__WORK ITEM__
Wherever the word "name" appears in a line of the data, that line should be copied.

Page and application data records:
◆ ◆ ◆ ◆ ◆

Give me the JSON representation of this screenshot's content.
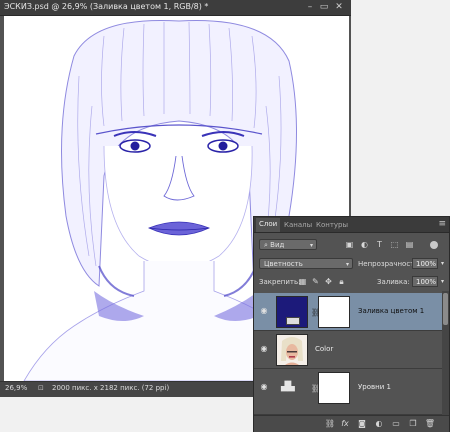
{
  "document": {
    "title": "ЭСКИЗ.psd @ 26,9% (Заливка цветом 1, RGB/8) *",
    "zoom": "26,9%",
    "info": "2000 пикс. x 2182 пикс. (72 ppi)"
  },
  "window_buttons": {
    "minimize": "–",
    "restore": "▭",
    "close": "✕"
  },
  "panel": {
    "tabs": [
      "Слои",
      "Каналы",
      "Контуры"
    ],
    "active_tab": "Слои",
    "filter": {
      "label": "Вид"
    },
    "blend_mode": "Цветность",
    "opacity_label": "Непрозрачность:",
    "opacity_value": "100%",
    "lock_label": "Закрепить:",
    "fill_label": "Заливка:",
    "fill_value": "100%",
    "layers": [
      {
        "name": "Заливка цветом 1",
        "selected": true,
        "thumb_color": "#1c1a7a"
      },
      {
        "name": "Color",
        "selected": false
      },
      {
        "name": "Уровни 1",
        "selected": false
      }
    ]
  },
  "colors": {
    "tint": "#4d46c8",
    "selected_layer": "#7a8fa6"
  }
}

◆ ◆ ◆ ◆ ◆

__EXERCISE SOLUTION__
        "name": "Заливка цветом 1",
        "name": "Color",
        "name": "Уровни 1",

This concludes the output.